Turkey, Syria, Jordan, Lebanon to sign banking cooperation deal


Central Bank Governor Durmu? Y?lmaz

Turkey will sign a regional cooperation agreement in the field of banking with three of its southern neighbors with whom it envisions establishing a single market, an example of regional economic cooperation that many say is the Middle East version of the European Union, the head of the country’s central bank said on Monday.
Central Bank of Turkey Governor Durmu? Y?lmaz addressed bankers from Syria, Lebanon, Jordan and Turkey at a conference titled “Enhancing Shamgen Banking: Turkey, Syria, Lebanon and Jordan” in ?stanbul yesterday. “As a result of this agreement, trade and investments between these countries will be supported and facilitated,” he said, adding that the planned agreement will also complement free trade and visa-exemption agreements signed earlier between the four countries.
The foreign ministers decided on June 10 of last year to set up a high-level cooperation council to boost existing legal mechanisms in free trade and visa exemption deals to improve trade cooperation between them. The council plans to develop a long-term strategic partnership and to create a zone of free movement of goods and persons among them. “Although this conference is a step toward improving relations between the banking sectors of Turkey, Syria, Lebanon and Jordan in the short term, it is expected to contribute to the formation of a single market with the inclusion of other countries in the region in an area circumscribed by the Persian Gulf, Red Sea and the Mediterranean,” Y?lmaz said during his speech at the conference.
The countries’ aspirations to establish the planned single market in the Middle East are interpreted as the sign of the rise of an EU-like regional economic integration. Even the name of the conference proved how appropriate those interpretations are. The word “Shamgen” is a combination of “Sham,” the way the name of the Syrian capital of Damascus is pronounced in Turkish as well as in Arabic and with the meaningless “gen” to make it sound like the Schengen area, which comprises the territories of the 25 European states that act like a single state when it comes to international travel without internal border controls and visa requirements.

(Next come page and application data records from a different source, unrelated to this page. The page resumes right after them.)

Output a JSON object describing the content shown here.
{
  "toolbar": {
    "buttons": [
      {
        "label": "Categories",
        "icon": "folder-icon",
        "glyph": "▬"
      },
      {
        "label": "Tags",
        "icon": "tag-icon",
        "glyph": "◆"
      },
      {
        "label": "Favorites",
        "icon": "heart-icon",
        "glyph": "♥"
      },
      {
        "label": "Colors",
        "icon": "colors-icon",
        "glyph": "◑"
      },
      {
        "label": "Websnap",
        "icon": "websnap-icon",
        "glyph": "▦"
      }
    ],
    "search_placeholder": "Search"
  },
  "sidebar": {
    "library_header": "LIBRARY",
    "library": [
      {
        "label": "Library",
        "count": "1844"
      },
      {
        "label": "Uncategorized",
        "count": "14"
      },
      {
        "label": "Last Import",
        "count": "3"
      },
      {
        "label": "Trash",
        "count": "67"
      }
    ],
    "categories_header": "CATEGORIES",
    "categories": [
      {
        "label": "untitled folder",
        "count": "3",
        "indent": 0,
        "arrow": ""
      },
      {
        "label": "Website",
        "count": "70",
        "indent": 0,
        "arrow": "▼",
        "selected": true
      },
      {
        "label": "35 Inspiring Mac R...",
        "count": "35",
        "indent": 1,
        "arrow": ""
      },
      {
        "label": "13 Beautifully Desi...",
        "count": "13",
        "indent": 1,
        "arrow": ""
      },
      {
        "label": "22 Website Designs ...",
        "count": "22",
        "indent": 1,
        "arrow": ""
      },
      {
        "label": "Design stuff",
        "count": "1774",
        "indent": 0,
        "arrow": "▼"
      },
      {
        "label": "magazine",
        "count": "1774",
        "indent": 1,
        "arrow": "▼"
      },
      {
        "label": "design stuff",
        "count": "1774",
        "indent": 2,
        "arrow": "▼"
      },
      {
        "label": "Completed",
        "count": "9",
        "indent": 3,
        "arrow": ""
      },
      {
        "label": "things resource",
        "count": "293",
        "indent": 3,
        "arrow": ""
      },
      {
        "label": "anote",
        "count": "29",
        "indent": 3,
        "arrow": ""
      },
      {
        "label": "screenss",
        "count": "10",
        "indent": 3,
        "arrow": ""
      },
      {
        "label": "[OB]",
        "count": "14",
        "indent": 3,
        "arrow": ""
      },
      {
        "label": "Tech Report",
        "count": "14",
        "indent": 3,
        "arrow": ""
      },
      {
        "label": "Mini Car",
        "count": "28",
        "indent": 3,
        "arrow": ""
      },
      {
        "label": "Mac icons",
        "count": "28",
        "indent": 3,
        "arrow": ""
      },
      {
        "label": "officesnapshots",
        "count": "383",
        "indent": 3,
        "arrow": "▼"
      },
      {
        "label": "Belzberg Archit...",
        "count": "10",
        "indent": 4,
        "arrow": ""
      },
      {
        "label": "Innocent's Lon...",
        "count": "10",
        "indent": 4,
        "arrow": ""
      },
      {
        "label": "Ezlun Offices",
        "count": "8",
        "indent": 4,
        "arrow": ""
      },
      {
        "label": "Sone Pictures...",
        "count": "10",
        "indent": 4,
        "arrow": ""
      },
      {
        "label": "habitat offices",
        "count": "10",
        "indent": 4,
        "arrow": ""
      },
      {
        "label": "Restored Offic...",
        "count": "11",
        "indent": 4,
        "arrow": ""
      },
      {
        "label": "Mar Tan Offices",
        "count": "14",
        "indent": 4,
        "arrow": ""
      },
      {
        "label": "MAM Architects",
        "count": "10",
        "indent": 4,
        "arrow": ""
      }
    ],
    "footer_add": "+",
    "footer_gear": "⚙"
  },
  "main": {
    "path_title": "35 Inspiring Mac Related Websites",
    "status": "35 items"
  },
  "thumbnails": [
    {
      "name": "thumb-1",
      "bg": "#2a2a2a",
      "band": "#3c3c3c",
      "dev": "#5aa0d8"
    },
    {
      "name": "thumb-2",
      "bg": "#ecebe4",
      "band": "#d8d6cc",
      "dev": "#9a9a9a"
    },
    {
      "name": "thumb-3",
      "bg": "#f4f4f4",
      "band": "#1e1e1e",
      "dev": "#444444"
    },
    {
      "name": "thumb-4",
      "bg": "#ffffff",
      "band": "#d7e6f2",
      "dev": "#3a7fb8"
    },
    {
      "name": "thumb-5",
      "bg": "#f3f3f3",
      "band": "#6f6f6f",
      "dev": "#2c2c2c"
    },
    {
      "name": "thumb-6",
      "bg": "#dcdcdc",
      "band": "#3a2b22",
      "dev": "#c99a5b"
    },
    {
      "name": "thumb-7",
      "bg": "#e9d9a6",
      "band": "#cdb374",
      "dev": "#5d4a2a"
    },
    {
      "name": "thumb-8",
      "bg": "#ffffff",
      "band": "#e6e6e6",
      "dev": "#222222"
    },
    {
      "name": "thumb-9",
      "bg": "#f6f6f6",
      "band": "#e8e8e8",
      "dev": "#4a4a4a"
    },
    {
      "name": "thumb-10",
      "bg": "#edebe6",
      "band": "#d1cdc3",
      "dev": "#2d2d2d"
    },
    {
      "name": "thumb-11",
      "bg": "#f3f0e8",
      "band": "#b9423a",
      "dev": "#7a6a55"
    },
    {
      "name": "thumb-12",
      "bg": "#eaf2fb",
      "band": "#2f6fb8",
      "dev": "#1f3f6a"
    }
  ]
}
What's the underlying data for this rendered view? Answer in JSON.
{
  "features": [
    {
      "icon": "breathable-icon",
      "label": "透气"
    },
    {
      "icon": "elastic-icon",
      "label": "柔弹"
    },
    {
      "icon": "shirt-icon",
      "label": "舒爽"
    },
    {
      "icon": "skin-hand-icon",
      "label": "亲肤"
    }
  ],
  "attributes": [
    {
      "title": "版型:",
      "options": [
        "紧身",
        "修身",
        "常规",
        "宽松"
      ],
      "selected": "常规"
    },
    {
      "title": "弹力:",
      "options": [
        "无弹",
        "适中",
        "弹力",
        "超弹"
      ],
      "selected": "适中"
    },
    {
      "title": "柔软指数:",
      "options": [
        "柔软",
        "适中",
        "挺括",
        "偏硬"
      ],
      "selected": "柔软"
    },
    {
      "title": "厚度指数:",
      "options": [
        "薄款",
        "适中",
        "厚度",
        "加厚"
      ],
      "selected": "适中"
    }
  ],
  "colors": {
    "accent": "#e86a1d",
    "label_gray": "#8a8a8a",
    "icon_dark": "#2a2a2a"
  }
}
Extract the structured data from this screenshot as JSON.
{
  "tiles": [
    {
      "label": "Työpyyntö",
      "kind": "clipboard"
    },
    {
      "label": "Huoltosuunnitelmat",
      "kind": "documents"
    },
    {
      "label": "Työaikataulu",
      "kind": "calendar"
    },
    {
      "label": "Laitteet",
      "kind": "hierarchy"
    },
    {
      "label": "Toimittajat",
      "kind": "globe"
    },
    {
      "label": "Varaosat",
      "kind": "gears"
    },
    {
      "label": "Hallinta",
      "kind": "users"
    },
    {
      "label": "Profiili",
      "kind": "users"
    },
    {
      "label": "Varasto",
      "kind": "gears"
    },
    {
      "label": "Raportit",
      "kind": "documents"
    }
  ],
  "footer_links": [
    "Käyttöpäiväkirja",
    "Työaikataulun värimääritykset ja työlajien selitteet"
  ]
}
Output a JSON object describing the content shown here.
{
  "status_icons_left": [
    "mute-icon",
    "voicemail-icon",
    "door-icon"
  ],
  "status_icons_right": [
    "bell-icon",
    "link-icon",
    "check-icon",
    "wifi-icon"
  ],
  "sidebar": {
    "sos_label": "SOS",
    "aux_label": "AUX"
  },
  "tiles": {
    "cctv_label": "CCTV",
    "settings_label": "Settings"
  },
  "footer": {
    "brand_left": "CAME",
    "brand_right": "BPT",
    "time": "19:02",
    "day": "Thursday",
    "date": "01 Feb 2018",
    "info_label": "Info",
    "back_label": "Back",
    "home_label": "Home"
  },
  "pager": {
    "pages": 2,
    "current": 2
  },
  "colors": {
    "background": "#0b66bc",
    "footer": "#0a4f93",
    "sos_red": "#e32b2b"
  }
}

For Y?lmaz, Turkish banks can make “a substantial contribution” to the improvement of the banking systems in the region. At the end of January of this year, the total assets of Turkish banks amounted to TL 1.02 trillion ($641 billion) with a 24.8 percent year-on-year rise while the volume of loans they extended increased to TL 536.6 billion with a two percent year-on-year increase. Their monthly profit totaled TL 1.5 billion the same month.

Also speaking at the conference, Turkish Regulation and Supervision Agency (BDDK) President Tevfik Bilgin said relations between the countries in terms of banking investments are insufficient at the moment. “Investments made by Syrian, Lebanese and Jordanian bankers in Turkey and investments by Turkish banks in these three countries are very small,” he said. Central Bank of Jordan Governor Faris Sharaf said financial integration will “catalyze” the economic integration of the four countries. “We all know that we have to harmonize our standards [in banking] and update [banking] regulations to ensure no obstacles remain [to that end],” he said.

Related Articles

How Egypt’s ‘Revolution’ Betrayed Itself

ElBaradei’s Democracy “The revolution is dead. Long live the revolution,” wrote Eric Walberg, a Middle East political expert and author,

Amnesty International: reccomendations for Tunisia

Tunisia: Human rights agenda for change Following the month of unrest that led to Zine El Abidine Ben Ali fleeing

Karzai sets up body for peace talks

Karzai sets up body for peace talks Afghan president announces 68-member ‘high council for peace’ for holding talks with Taliban

No comments

Write a comment
No Comments Yet! You can be first to comment this post!

Write a Comment